“How was I to know that sticking those pebbles in her honey cakes would break her teeth?”
The women laughed when Gianelle held up Baron Landry’s cup and offered a quick prayer for his poor intestines. She eyed the apple tarts. She had one more thing to do before she left the kitchen.
She passed Margaret, another of Dermott’s serving girls, on the way out and rolled her eyes when the wench announced to the others that she had just seen Lord Dante, and the Almighty should roast her arse if he wasn’t the most magnificent beast of a man she’d ever clapped her sorry eyes on.
When she entered the great hall, Gianelle didn’t bother to look around for the man causing such a stir in the kitchen, but set her gaze on Douglas Landry and headed straight for him with a satisfied hum rolling off her lips.
“Your wine, my lord,” she said quietly and set the goblet on the table before him. When she turned to walk away, she hit a wall of solid rock.
Strong, broad fingers closed around her arms to keep her from bouncing backward and landing in Landry’s lap.
“Pardon me, mademoiselle.”
Before she had time to stop herself, Gianelle looked up. She caught a glimpse of dark hair and pale gray eyes an instant before she dutifully dropped her gaze. God’s teeth, the oaf was huge. His frame blocked everyone behind him from her vision. But it was the scent of him that overwhelmed her. A rich blend of leather and salty tang that filled her nostrils and went straight to her head. The moment he loosened his grip on her, she tried to step around him. Something tugged her back.
“A strand of your hair is caught on my button.” His voice was deep and smooth, rumbling from someplace within the wall of his chest, a few inches from her nose.
This must be the famed Earl Risande, she thought while she watched his fingers deftly untangle her hair from a small button on his surcoat. None of Dermott’s other guests spoke to her with such gentleness in their voices, and not many of them spoke with the sensual inflection of her homeland in Normandy.

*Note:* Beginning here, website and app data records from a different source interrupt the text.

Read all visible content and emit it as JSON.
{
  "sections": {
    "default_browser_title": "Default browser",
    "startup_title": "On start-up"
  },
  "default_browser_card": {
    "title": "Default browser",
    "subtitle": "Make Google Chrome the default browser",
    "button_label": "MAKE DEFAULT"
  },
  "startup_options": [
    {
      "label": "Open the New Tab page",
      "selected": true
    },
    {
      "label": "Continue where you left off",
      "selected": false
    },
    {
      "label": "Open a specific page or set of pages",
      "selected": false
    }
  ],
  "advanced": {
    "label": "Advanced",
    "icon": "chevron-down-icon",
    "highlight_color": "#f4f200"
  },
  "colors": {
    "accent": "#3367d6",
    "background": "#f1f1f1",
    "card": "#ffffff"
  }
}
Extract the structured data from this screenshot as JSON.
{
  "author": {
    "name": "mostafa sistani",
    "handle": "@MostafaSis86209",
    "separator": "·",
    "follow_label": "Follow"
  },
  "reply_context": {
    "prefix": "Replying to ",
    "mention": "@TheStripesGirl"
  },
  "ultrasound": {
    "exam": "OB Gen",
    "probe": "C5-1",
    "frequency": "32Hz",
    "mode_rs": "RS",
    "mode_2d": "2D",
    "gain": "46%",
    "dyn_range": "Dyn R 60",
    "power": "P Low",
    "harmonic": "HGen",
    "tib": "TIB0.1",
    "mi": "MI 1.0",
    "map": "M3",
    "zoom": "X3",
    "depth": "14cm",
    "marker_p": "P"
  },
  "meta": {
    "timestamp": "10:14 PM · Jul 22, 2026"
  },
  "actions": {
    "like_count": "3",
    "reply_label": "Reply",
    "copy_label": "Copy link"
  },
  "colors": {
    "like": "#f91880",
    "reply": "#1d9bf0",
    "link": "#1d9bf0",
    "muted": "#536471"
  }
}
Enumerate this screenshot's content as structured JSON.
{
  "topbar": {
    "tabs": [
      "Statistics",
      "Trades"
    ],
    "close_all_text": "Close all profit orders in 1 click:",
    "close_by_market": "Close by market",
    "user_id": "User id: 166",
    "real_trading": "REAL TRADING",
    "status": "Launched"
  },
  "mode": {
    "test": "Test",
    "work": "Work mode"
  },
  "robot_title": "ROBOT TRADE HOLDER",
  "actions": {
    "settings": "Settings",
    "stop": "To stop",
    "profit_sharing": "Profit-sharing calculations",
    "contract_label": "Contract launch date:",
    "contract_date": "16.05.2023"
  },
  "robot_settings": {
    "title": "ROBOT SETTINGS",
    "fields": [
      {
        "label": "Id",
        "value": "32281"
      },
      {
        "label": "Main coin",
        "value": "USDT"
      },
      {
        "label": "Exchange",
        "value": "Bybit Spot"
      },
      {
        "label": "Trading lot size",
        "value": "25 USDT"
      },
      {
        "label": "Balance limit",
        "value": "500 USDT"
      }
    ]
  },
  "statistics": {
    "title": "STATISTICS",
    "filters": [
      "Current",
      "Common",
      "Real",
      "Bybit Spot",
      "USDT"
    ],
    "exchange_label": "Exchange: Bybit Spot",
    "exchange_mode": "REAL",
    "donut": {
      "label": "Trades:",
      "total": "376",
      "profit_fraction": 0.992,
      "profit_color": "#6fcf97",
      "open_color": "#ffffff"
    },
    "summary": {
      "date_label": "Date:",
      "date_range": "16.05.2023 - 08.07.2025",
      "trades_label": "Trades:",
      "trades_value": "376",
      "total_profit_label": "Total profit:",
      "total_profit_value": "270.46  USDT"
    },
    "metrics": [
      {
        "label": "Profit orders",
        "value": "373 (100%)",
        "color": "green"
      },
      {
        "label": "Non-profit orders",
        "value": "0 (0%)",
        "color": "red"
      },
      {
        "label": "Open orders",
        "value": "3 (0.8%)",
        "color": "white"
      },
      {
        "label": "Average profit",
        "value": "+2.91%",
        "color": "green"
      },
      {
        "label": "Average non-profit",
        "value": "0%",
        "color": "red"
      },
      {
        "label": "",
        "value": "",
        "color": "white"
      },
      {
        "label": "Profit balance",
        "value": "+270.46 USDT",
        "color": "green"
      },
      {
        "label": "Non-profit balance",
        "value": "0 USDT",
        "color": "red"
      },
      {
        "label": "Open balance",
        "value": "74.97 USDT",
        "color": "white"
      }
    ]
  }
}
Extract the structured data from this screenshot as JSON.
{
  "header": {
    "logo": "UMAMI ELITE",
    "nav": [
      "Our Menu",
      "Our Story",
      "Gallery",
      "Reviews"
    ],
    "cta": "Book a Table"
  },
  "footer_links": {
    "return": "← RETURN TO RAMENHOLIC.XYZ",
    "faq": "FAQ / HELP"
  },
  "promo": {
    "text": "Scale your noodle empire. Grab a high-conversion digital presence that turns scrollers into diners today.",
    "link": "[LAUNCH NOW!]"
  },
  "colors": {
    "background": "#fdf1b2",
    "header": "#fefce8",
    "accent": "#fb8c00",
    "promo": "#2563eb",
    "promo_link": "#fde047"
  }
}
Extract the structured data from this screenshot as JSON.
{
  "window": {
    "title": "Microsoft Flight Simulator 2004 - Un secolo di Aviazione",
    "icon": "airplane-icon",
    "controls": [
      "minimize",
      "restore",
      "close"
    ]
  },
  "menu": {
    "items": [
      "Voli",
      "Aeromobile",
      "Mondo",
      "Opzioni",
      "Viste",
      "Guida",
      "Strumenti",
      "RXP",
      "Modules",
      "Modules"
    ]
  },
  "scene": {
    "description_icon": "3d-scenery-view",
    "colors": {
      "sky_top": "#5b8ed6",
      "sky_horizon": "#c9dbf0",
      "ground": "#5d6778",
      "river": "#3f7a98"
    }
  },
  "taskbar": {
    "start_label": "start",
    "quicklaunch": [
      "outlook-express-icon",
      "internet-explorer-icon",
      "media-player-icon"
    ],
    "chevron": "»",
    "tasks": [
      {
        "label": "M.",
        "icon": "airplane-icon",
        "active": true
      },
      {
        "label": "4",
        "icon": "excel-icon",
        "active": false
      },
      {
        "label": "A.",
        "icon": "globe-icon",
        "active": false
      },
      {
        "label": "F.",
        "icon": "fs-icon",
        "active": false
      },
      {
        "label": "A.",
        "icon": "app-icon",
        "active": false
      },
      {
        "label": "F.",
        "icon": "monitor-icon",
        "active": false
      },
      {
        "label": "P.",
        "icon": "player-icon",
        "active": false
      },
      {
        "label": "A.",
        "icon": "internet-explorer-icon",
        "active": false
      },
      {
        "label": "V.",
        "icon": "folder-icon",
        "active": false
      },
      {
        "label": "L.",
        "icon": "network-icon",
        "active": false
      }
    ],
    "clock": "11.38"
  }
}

“There. You are free.”
Normally Gianelle would never risk a second, bold glance at a noble, especially one standing this close to her. She wasn’t certain if it was his voice or his words that tempted her to do so now.
When she looked up at him, he captured her gaze with his and held it. Damn the kitchen wenches, they were right. His eyes were fashioned of beaten silver. Thick lashes, as coal black as his hair, made them appear even more piercing, more penetrating. His nose was straight and strong, his jaw rugged, his lips carved for pagan pleasures. He reminded her of a wolf whose magnificence made one forget the danger of getting too close. There was the same feral beauty in his eyes that captivates prey seconds before it is ensnared. Gianelle stood mesmerized for a moment before he smiled at her, flashing a frivolous dimple and tilting her world on its axis.
“Then you will excuse me, my lord.” She managed a slight curtsy and hurried away.
Lord Dante Risande watched her departure. His gaze followed the length of her long, golden braid down to the alluring swell of her buttocks.
“Merde. Did you see that, Balin?” He turned to another man waiting patiently at his right.
“See what, my lord?”
“That face.” Dante turned again to find the serving girl in the crowded hall. “Those glorious eyes. Find out what her name is.”
Balin expelled a great sigh. “Someday you’re going to find yourself father to a dozen sons you didn’t know you had,” he grumbled while he went to do his lord’s bidding.
Dante smiled, catching a glimpse of her weaving her way out of the hall. “Mayhap if I’m fortunate, thirteen before I leave this castle in the morn.”
Excerpted from Lord of Temptation , by Paula Quinn . Copyright (c) 2006 by Paula Quinn . Reprinted by permission of Little, Brown and Company, New York, NY. All rights reserved.Back to top